Aarron Walter here, you know, that guy who said he'd email you upon occasion with updates from my blog, and info about events I'm speaking at? Well life is busy and I've been slow to really start sharing stuff in this newsletter. But here I am, writing you and hoping you'll stick around for this little experiment I'm trying.
I'm going to start sending you a few useful links every week or so, just a very few things that captured my attention. You might receive a recommendation of a book that I love, a useful app, or maybe a link to something inspiring. I know I get super excited when I find something really cool. I hope to share that feeling with you too.
If you're not so interested in this sort of thing, here's the unsubscribe link (I'll be sad to see you go). If you're still with me, here comes the good stuff ...
A Great Book

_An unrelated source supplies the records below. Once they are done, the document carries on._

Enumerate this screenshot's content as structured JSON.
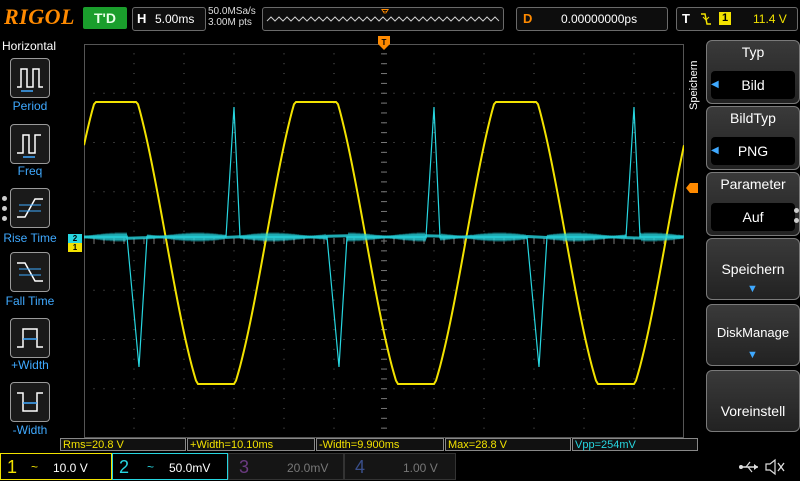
{
  "brand": "RIGOL",
  "status": "T'D",
  "horizontal": {
    "label": "H",
    "value": "5.00ms"
  },
  "sample": {
    "rate": "50.0MSa/s",
    "points": "3.00M pts"
  },
  "delay": {
    "label": "D",
    "value": "0.00000000ps"
  },
  "trigger": {
    "label": "T",
    "source": "1",
    "level": "11.4 V"
  },
  "left_menu": {
    "title": "Horizontal",
    "items": [
      {
        "label": "Period"
      },
      {
        "label": "Freq"
      },
      {
        "label": "Rise Time"
      },
      {
        "label": "Fall Time"
      },
      {
        "label": "+Width"
      },
      {
        "label": "-Width"
      }
    ]
  },
  "right_menu": {
    "side_label": "Speichern",
    "typ": {
      "header": "Typ",
      "value": "Bild"
    },
    "bildtyp": {
      "header": "BildTyp",
      "value": "PNG"
    },
    "parameter": {
      "header": "Parameter",
      "value": "Auf"
    },
    "speichern": "Speichern",
    "diskmanage": "DiskManage",
    "voreinstell": "Voreinstell"
  },
  "measurements": [
    "Rms=20.8 V",
    "+Width=10.10ms",
    "-Width=9.900ms",
    "Max=28.8 V",
    "Vpp=254mV"
  ],
  "channels": [
    {
      "num": "1",
      "coupling": "~",
      "scale": "10.0 V",
      "color": "#f2e200",
      "active": true
    },
    {
      "num": "2",
      "coupling": "~",
      "scale": "50.0mV",
      "color": "#27d6e0",
      "active": true
    },
    {
      "num": "3",
      "coupling": "",
      "scale": "20.0mV",
      "color": "#a050c0",
      "active": false
    },
    {
      "num": "4",
      "coupling": "",
      "scale": "1.00 V",
      "color": "#4a70d0",
      "active": false
    }
  ],
  "markers": {
    "ch1": "1",
    "ch2": "2",
    "trigger_pos": "T"
  },
  "colors": {
    "ch1": "#f2e200",
    "ch2": "#27d6e0",
    "accent": "#ff8a00",
    "menu_accent": "#3fa9ff"
  }
}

I'm reading a really great book called The Idea Factory: Bell Labs and the Great Age of American Innovation. It's a non-fiction account of the innovation that happened at the famed Bell Labs, but the writing makes it feel like you're reading a novel. Jon Gertner is a great writer, explaining the complexities of the researcha nd design of the transistor like it wasn't a mind boggling physics, chemistry, and electrical engineering soup. I'm listening to the audio version of this book, and the narration is stellar. I'm learning a lot about how innovation happens, and hoping to apply some of these things with my team at work.
A Useful Tool
It's hard to escape the frenzy around Reponsive Design. It's on the minds of some bigfolks these days. I've been playing around with Responsive Design ideas too, and in my research I stumbled across a really cool little media query bookmarklet that will help you resize your browser as you test different layouts for varying screen sizes.
An Inspiring Site
Healing Histories is an amazing experiment in interactive story telling. It shares the stories from folks living in Central City, LA.
"By embracing the rich culture and understanding the diverse history of their neighborhood, the people of Central City are rebuilding from the destruction of Hurricane Katrina and creating a new future for the 2,000 children who call it home."